UN designated March 8 as International Women’s Day in 1977 to celebrate their achievements
RAWALPINDI: Chief of Army Staff (COAS) General Qamar Javed Bajwa on Monday lauded the contribution of women in different professions, observing they had contributed “immensely” for the “honour of our nation.”
“Women in uniform have proved their mettle by contributing copiously in diverse fields serving the nation & humanity. They deserve our immense respect & gratitude,” the Inter-Services Public Relations (ISPR) quoted Gen Bajwa as saying.
“They are also [at the] forefront against COVID[-19].”
The tweet was sent to mark International Women’s Day being celebrated worldwide to acknowledge the contributions of women in different fields.
The theme of this year’s Women’s Day is “Women in Leadership: Achieving an Equal Future in a Covid-19 World,” and various events and marches are planned to raise awareness about gender parity and the significance of the roles played by women in society, Radio Pakistan reported.
The United Nations designated March 8 as International Women’s Day in 1977. It annually calls for greater rights for women and celebrates their achievements.
QURESHI LAUDS FRONTLINE MEDICS:
In his message, Foreign Minister Shah Mahmood Qureshi said that during the testing times of the Covid-19, Pakistani women demonstrated remarkable resilience and leadership, effectively contributing to the nation’s response to the disease and recovery from it.
Qureshi said that women stood at the front lines, as healthcare workers, primary caregivers, innovators, human rights defenders, and community organisers.
Under the guidance of Prime Minister Imran Khan, the country’s landmark Ehsaas financial assistance initiative, introduced for vulnerable families due to the spread of coronavirus, is being supervised by its female chairperson.
He said that the nation cannot forget the plight of women in occupied Kashmir who, over the last seven decades, have endured gross human rights abuses and oppression at the hands of Indian forces.
AURAT MARCH KICKS OFF:
Women, men, and transgender people across Pakistan are marching against patriarchy in Karachi, Lahore, Islamabad, Hyderabad, Quetta, and Multan.
Aurat March originated in the port city in 2018 and has since expanded to other cities across the country. People from all walks of life have arrived at different venues to mark the much-awaited event of this year.

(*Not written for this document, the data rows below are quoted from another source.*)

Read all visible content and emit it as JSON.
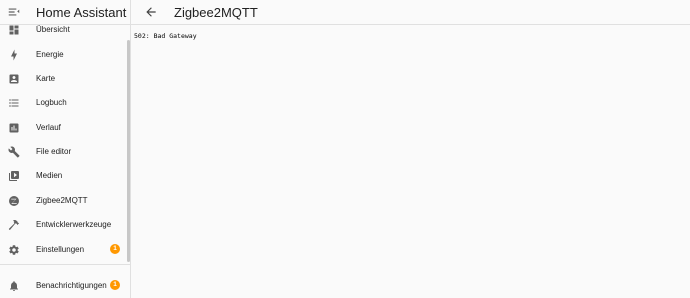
{
  "app": {
    "title": "Home Assistant"
  },
  "page": {
    "title": "Zigbee2MQTT",
    "error": "502: Bad Gateway"
  },
  "sidebar": {
    "items": [
      {
        "label": "Übersicht",
        "icon": "dashboard-icon"
      },
      {
        "label": "Energie",
        "icon": "lightning-bolt-icon"
      },
      {
        "label": "Karte",
        "icon": "map-icon"
      },
      {
        "label": "Logbuch",
        "icon": "format-list-bulleted-icon"
      },
      {
        "label": "Verlauf",
        "icon": "chart-box-icon"
      },
      {
        "label": "File editor",
        "icon": "wrench-icon"
      },
      {
        "label": "Medien",
        "icon": "play-box-multiple-icon"
      },
      {
        "label": "Zigbee2MQTT",
        "icon": "zigbee-icon"
      },
      {
        "label": "Entwicklerwerkzeuge",
        "icon": "hammer-icon"
      },
      {
        "label": "Einstellungen",
        "icon": "cog-icon",
        "badge": "1"
      }
    ],
    "notifications": {
      "label": "Benachrichtigungen",
      "icon": "bell-icon",
      "badge": "1"
    }
  },
  "colors": {
    "badge": "#ff9800",
    "icon": "#616161",
    "background": "#fafafa"
  }
}
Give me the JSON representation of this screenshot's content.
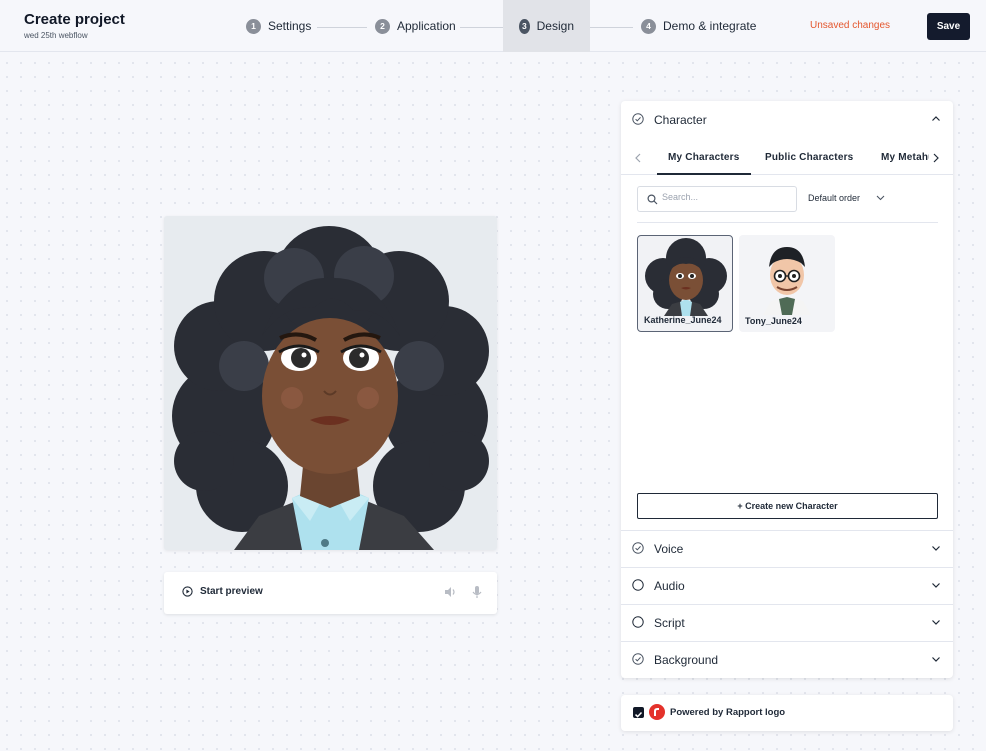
{
  "header": {
    "title": "Create project",
    "subtitle": "wed 25th webflow",
    "steps": [
      {
        "num": "1",
        "label": "Settings"
      },
      {
        "num": "2",
        "label": "Application"
      },
      {
        "num": "3",
        "label": "Design"
      },
      {
        "num": "4",
        "label": "Demo & integrate"
      }
    ],
    "active_step": "Design",
    "unsaved": "Unsaved changes",
    "save_label": "Save"
  },
  "preview": {
    "start_label": "Start preview"
  },
  "panel": {
    "character": {
      "label": "Character",
      "tabs": [
        "My Characters",
        "Public Characters",
        "My Metahumans"
      ],
      "search_placeholder": "Search...",
      "sort_label": "Default order",
      "items": [
        {
          "name": "Katherine_June24",
          "selected": true
        },
        {
          "name": "Tony_June24",
          "selected": false
        }
      ],
      "create_label": "+ Create new Character"
    },
    "sections": [
      {
        "label": "Voice",
        "checked": true
      },
      {
        "label": "Audio",
        "checked": false
      },
      {
        "label": "Script",
        "checked": false
      },
      {
        "label": "Background",
        "checked": true
      }
    ]
  },
  "footer": {
    "powered_label": "Powered by Rapport logo",
    "checked": true
  },
  "colors": {
    "accent": "#141b2d",
    "warning": "#e4572e",
    "brand_logo": "#e4322b"
  }
}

In Karachi, the march was held at Frere Hall, while in Lahore, the protestors gathered at the Lahore Press Club and marched towards the front of the PIA building in the city. In the federal capital, the march began at the National Press Club from where the set towards the city’s D Chowk.
Each chapter of the Aurat March has its own manifesto with the Karachi chapter focusing on patriarchal violence; Lahore on addressing healthcare workers and women’s health; and the Islamabad march is dedicated to the crisis of care.
“The Covid-19 pandemic laid bare the stark inequalities in our society,” said the Feminist Manifesto on Health released by Lahore Aurat March. “Globally, we found the heart of society to be diseased. Diseased with injustice and inequality, with patriarchy and violence on gendered bodies, with vast inequalities and capitalism, and with the dehumanisation of races and ethnicities. Our collective body was in pain.”
The Karachi chapter’s demands include an “end to gender-based violence by patriarchal forces as well as state-backed violence targeting activists, religious groups and communities and effective and transparent investigation of gender-based crimes and fair and expeditious trials”.
Other issues raised during the march include criminalisation of virginity tests for rape victims, the establishment of gender-based violence reporting cells in police stations across Sindh and Pakistan, and an end to sexual harassment.